Thus began the next phase of our conversation: What "good things" has America done? Now, I'm a firm believer that we need to mind our own business and stop telling other people how to live. If other countries want to become communists, let them. We have no right to be the democracy police. (PS: Regardless of what your government school told you, we're not a democracy - that would mean the people were truly empowered. You have no power. The government just wants you to think you do so you don't go trying to get any.) We cannot (okay, we can and we do, but we shouldn't) just go around telling people that they must adhere to the same set of rules we do and build their government around our ideology (much of which we actually stole from Scotland when we wrote the Declaration of Independence). When Brendan made me stop and think about what America has done for the world, I honestly had a hard time thinking of things besides meddling in the affairs of the Vietnamese and our bad habits of overspending and making friends with other countries only so that we can take their oil.
"You can't think of anything?" he asked incredulously.
"Well, I guess we played a pretty big part in ending World War II," I admitted.
"That's it?" he asked, even more incredulously.
"Ummm ... yeah," I said. "I was going to say that we helped end slavery, but let's admit it: We only jumped on that bandwagon after England and a bunch of other countries had already abolished it; we did it reluctantly, and half of us wanted so badly to keep it that we went to war within ourselves. Not exactly a big plus for us."
"What about medicine?" he asked.
"Enjoy your smallpox blankets!"
In the end, he pointed out that we provide tons of grain for third world countries and give it to them free of charge. We also ship crates of AZT to AIDS-ridden countries like Uganda and Rwanda (and other places that end in "anda") without asking for anything in return. I'll admit, those are big things. They are good things. I was wrong. We do some nice stuff. I still don't think our nice things outweigh our ridiculous bad things (by ridiculous I mean both "for no good reason" and "based on sheer size"). However, when I really think about it, neither do my own. For every "good deed" I've done, I can think of about ten things I've done wrong.
As Brendan so sagely remarked, "Take your average individual. If you sat down and listed all of the bad things they've done, you could write a novel. That doesn't mean they have no redeeming qualities, that they're completely unlovable."
Then we had a great laugh at the thought of America being described as "lovable" because we both agreed that was a stretch. Tolerable, I suppose. Somewhat likeable on good days. But clearly flawed, just like the rest of us. I don't hate America. I wish we were less selfish. I wish we had better spending habits.

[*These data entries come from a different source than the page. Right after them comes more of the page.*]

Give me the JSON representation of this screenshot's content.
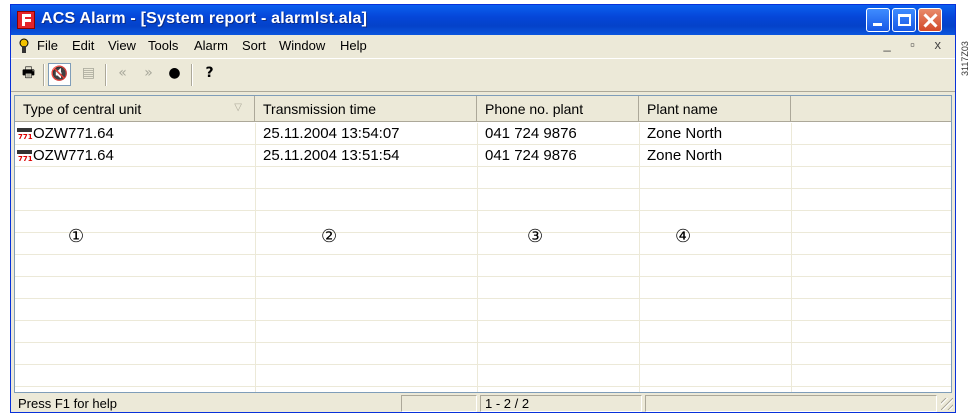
{
  "window": {
    "title": "ACS Alarm - [System report - alarmlst.ala]"
  },
  "menubar": {
    "items": [
      "File",
      "Edit",
      "View",
      "Tools",
      "Alarm",
      "Sort",
      "Window",
      "Help"
    ],
    "mdi_controls": "_ ▫ x"
  },
  "toolbar": {
    "buttons": [
      {
        "icon": "print-icon",
        "glyph": "🖶"
      },
      {
        "icon": "speaker-mute-icon",
        "glyph": "🔇"
      },
      {
        "icon": "properties-icon",
        "glyph": "▤"
      },
      {
        "icon": "rewind-icon",
        "glyph": "«"
      },
      {
        "icon": "forward-icon",
        "glyph": "»"
      },
      {
        "icon": "record-icon",
        "glyph": "●"
      },
      {
        "icon": "help-icon",
        "glyph": "?"
      }
    ]
  },
  "list": {
    "columns": [
      "Type of central unit",
      "Transmission time",
      "Phone no. plant",
      "Plant name"
    ],
    "rows": [
      {
        "unit_icon_number": "771",
        "type": "OZW771.64",
        "time": "25.11.2004 13:54:07",
        "phone": "041 724 9876",
        "plant": "Zone North"
      },
      {
        "unit_icon_number": "771",
        "type": "OZW771.64",
        "time": "25.11.2004 13:51:54",
        "phone": "041 724 9876",
        "plant": "Zone North"
      }
    ],
    "callouts": [
      "①",
      "②",
      "③",
      "④"
    ]
  },
  "statusbar": {
    "help_text": "Press F1 for help",
    "pane2": "",
    "record_count": "1 - 2 / 2",
    "pane4": ""
  },
  "side_code": "3117Z03",
  "colors": {
    "titlebar": "#0a5fef",
    "close_button": "#d3492b",
    "face": "#ece9d8",
    "list_border": "#7f9db9"
  }
}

I wish we'd go to foreign oil rehab and stop being a bossy younger sister. However, when I'm honest, I wish most of those things about me too. So, I guess I'm more "American" than I thought ... and maybe there are worse things to be.